→ **Work order**: Please write out each entry below exactly as given.

→ **Available data**:
◇ ◇ ◇ ◇ ◇

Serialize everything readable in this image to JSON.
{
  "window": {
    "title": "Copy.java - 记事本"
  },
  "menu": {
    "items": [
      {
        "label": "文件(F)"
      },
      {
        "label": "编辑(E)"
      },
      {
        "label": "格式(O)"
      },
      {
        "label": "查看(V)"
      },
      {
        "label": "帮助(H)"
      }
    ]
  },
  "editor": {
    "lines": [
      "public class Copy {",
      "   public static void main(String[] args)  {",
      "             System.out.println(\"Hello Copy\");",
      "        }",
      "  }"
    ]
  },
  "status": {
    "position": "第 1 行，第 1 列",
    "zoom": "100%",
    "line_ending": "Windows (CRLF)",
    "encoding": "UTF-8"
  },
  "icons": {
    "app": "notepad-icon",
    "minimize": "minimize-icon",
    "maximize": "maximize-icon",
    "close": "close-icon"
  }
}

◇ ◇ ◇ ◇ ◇

→ **Completed task**:
Serialize everything readable in this image to JSON.
{
  "window": {
    "title": "Copy.java - 记事本"
  },
  "menu": {
    "items": [
      {
        "label": "文件(F)"
      },
      {
        "label": "编辑(E)"
      },
      {
        "label": "格式(O)"
      },
      {
        "label": "查看(V)"
      },
      {
        "label": "帮助(H)"
      }
    ]
  },
  "editor": {
    "lines": [
      "public class Copy {",
      "   public static void main(String[] args)  {",
      "             System.out.println(\"Hello Copy\");",
      "        }",
      "  }"
    ]
  },
  "status": {
    "position": "第 1 行，第 1 列",
    "zoom": "100%",
    "line_ending": "Windows (CRLF)",
    "encoding": "UTF-8"
  },
  "icons": {
    "app": "notepad-icon",
    "minimize": "minimize-icon",
    "maximize": "maximize-icon",
    "close": "close-icon"
  }
}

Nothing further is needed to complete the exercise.